◆ **WORK TASK**: The response must consist of the records below, copied exactly.

◆ **DATA TO EXAMINE**:
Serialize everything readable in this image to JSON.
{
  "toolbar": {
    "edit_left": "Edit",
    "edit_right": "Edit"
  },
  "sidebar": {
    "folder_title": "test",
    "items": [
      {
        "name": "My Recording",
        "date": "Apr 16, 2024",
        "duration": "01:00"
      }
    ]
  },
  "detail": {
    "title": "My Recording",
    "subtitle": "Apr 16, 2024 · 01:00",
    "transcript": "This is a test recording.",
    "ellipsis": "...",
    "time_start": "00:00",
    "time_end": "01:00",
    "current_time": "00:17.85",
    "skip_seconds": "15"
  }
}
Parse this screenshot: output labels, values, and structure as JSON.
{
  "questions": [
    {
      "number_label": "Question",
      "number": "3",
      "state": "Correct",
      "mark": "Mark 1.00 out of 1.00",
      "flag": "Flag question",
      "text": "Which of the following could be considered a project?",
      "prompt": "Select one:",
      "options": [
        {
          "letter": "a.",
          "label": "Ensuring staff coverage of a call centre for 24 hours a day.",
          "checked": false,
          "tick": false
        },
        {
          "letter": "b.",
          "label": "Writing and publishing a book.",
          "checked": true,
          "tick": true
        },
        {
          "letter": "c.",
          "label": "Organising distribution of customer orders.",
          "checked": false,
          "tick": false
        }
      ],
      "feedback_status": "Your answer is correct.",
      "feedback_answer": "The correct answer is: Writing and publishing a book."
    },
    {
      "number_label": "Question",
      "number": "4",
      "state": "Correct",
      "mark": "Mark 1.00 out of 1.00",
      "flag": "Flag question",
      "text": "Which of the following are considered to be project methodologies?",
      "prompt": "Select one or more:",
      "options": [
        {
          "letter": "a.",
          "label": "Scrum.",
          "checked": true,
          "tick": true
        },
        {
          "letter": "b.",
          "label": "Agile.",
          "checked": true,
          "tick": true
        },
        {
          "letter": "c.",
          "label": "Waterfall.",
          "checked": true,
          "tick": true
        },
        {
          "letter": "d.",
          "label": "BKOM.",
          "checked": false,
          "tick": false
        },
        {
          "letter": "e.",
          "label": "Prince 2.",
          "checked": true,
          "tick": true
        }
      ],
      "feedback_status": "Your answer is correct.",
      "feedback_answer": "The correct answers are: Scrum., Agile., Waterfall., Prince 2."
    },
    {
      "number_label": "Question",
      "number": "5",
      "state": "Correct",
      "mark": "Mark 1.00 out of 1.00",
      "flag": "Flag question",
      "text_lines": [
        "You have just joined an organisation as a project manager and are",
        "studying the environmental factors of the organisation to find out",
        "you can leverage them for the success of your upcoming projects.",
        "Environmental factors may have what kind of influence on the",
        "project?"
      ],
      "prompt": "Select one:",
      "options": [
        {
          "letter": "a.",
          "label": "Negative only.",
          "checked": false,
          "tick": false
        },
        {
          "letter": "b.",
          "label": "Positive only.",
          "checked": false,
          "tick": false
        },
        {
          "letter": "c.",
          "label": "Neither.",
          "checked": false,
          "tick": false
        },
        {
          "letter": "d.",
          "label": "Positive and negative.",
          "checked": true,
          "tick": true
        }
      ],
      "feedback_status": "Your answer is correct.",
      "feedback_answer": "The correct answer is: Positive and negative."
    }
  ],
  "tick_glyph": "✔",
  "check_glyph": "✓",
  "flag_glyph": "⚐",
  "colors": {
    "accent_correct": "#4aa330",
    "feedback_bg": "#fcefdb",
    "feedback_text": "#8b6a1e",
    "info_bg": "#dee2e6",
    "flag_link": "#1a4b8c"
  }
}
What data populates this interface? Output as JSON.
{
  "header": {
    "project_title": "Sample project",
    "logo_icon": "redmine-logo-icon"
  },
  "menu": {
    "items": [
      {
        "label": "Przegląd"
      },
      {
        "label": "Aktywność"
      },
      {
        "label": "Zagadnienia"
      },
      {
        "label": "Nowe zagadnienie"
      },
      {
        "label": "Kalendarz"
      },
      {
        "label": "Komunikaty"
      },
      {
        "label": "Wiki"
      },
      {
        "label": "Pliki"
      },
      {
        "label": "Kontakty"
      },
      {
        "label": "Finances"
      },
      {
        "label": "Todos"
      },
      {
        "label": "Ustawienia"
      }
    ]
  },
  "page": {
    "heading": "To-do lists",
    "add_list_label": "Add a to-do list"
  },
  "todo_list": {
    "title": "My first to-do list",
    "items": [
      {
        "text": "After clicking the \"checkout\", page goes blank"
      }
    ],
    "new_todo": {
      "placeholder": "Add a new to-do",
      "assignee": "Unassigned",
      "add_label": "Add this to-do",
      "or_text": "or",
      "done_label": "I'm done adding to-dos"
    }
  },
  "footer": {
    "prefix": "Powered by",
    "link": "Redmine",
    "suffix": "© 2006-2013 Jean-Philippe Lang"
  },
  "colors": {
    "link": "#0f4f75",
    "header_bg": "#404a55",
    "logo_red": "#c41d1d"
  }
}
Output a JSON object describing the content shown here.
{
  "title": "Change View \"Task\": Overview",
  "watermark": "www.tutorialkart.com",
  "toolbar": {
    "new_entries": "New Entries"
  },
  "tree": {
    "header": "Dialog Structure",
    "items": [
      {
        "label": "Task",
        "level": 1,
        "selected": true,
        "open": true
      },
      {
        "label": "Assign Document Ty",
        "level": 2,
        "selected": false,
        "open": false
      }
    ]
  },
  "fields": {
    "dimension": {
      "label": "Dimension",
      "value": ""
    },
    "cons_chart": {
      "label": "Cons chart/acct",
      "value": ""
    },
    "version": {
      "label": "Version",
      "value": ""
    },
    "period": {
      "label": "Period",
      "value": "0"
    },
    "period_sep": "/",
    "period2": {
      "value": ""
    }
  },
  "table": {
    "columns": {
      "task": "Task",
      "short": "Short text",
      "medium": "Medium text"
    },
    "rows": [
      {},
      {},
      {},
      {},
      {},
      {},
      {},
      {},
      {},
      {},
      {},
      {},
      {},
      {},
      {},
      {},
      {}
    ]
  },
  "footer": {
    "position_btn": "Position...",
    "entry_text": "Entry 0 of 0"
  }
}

◆ **SOLVED PROBLEM**:
Serialize everything readable in this image to JSON.
{
  "toolbar": {
    "edit_left": "Edit",
    "edit_right": "Edit"
  },
  "sidebar": {
    "folder_title": "test",
    "items": [
      {
        "name": "My Recording",
        "date": "Apr 16, 2024",
        "duration": "01:00"
      }
    ]
  },
  "detail": {
    "title": "My Recording",
    "subtitle": "Apr 16, 2024 · 01:00",
    "transcript": "This is a test recording.",
    "ellipsis": "...",
    "time_start": "00:00",
    "time_end": "01:00",
    "current_time": "00:17.85",
    "skip_seconds": "15"
  }
}
Parse this screenshot: output labels, values, and structure as JSON.
{
  "questions": [
    {
      "number_label": "Question",
      "number": "3",
      "state": "Correct",
      "mark": "Mark 1.00 out of 1.00",
      "flag": "Flag question",
      "text": "Which of the following could be considered a project?",
      "prompt": "Select one:",
      "options": [
        {
          "letter": "a.",
          "label": "Ensuring staff coverage of a call centre for 24 hours a day.",
          "checked": false,
          "tick": false
        },
        {
          "letter": "b.",
          "label": "Writing and publishing a book.",
          "checked": true,
          "tick": true
        },
        {
          "letter": "c.",
          "label": "Organising distribution of customer orders.",
          "checked": false,
          "tick": false
        }
      ],
      "feedback_status": "Your answer is correct.",
      "feedback_answer": "The correct answer is: Writing and publishing a book."
    },
    {
      "number_label": "Question",
      "number": "4",
      "state": "Correct",
      "mark": "Mark 1.00 out of 1.00",
      "flag": "Flag question",
      "text": "Which of the following are considered to be project methodologies?",
      "prompt": "Select one or more:",
      "options": [
        {
          "letter": "a.",
          "label": "Scrum.",
          "checked": true,
          "tick": true
        },
        {
          "letter": "b.",
          "label": "Agile.",
          "checked": true,
          "tick": true
        },
        {
          "letter": "c.",
          "label": "Waterfall.",
          "checked": true,
          "tick": true
        },
        {
          "letter": "d.",
          "label": "BKOM.",
          "checked": false,
          "tick": false
        },
        {
          "letter": "e.",
          "label": "Prince 2.",
          "checked": true,
          "tick": true
        }
      ],
      "feedback_status": "Your answer is correct.",
      "feedback_answer": "The correct answers are: Scrum., Agile., Waterfall., Prince 2."
    },
    {
      "number_label": "Question",
      "number": "5",
      "state": "Correct",
      "mark": "Mark 1.00 out of 1.00",
      "flag": "Flag question",
      "text_lines": [
        "You have just joined an organisation as a project manager and are",
        "studying the environmental factors of the organisation to find out",
        "you can leverage them for the success of your upcoming projects.",
        "Environmental factors may have what kind of influence on the",
        "project?"
      ],
      "prompt": "Select one:",
      "options": [
        {
          "letter": "a.",
          "label": "Negative only.",
          "checked": false,
          "tick": false
        },
        {
          "letter": "b.",
          "label": "Positive only.",
          "checked": false,
          "tick": false
        },
        {
          "letter": "c.",
          "label": "Neither.",
          "checked": false,
          "tick": false
        },
        {
          "letter": "d.",
          "label": "Positive and negative.",
          "checked": true,
          "tick": true
        }
      ],
      "feedback_status": "Your answer is correct.",
      "feedback_answer": "The correct answer is: Positive and negative."
    }
  ],
  "tick_glyph": "✔",
  "check_glyph": "✓",
  "flag_glyph": "⚐",
  "colors": {
    "accent_correct": "#4aa330",
    "feedback_bg": "#fcefdb",
    "feedback_text": "#8b6a1e",
    "info_bg": "#dee2e6",
    "flag_link": "#1a4b8c"
  }
}
What data populates this interface? Output as JSON.
{
  "header": {
    "project_title": "Sample project",
    "logo_icon": "redmine-logo-icon"
  },
  "menu": {
    "items": [
      {
        "label": "Przegląd"
      },
      {
        "label": "Aktywność"
      },
      {
        "label": "Zagadnienia"
      },
      {
        "label": "Nowe zagadnienie"
      },
      {
        "label": "Kalendarz"
      },
      {
        "label": "Komunikaty"
      },
      {
        "label": "Wiki"
      },
      {
        "label": "Pliki"
      },
      {
        "label": "Kontakty"
      },
      {
        "label": "Finances"
      },
      {
        "label": "Todos"
      },
      {
        "label": "Ustawienia"
      }
    ]
  },
  "page": {
    "heading": "To-do lists",
    "add_list_label": "Add a to-do list"
  },
  "todo_list": {
    "title": "My first to-do list",
    "items": [
      {
        "text": "After clicking the \"checkout\", page goes blank"
      }
    ],
    "new_todo": {
      "placeholder": "Add a new to-do",
      "assignee": "Unassigned",
      "add_label": "Add this to-do",
      "or_text": "or",
      "done_label": "I'm done adding to-dos"
    }
  },
  "footer": {
    "prefix": "Powered by",
    "link": "Redmine",
    "suffix": "© 2006-2013 Jean-Philippe Lang"
  },
  "colors": {
    "link": "#0f4f75",
    "header_bg": "#404a55",
    "logo_red": "#c41d1d"
  }
}
Output a JSON object describing the content shown here.
{
  "title": "Change View \"Task\": Overview",
  "watermark": "www.tutorialkart.com",
  "toolbar": {
    "new_entries": "New Entries"
  },
  "tree": {
    "header": "Dialog Structure",
    "items": [
      {
        "label": "Task",
        "level": 1,
        "selected": true,
        "open": true
      },
      {
        "label": "Assign Document Ty",
        "level": 2,
        "selected": false,
        "open": false
      }
    ]
  },
  "fields": {
    "dimension": {
      "label": "Dimension",
      "value": ""
    },
    "cons_chart": {
      "label": "Cons chart/acct",
      "value": ""
    },
    "version": {
      "label": "Version",
      "value": ""
    },
    "period": {
      "label": "Period",
      "value": "0"
    },
    "period_sep": "/",
    "period2": {
      "value": ""
    }
  },
  "table": {
    "columns": {
      "task": "Task",
      "short": "Short text",
      "medium": "Medium text"
    },
    "rows": [
      {},
      {},
      {},
      {},
      {},
      {},
      {},
      {},
      {},
      {},
      {},
      {},
      {},
      {},
      {},
      {},
      {}
    ]
  },
  "footer": {
    "position_btn": "Position...",
    "entry_text": "Entry 0 of 0"
  }
}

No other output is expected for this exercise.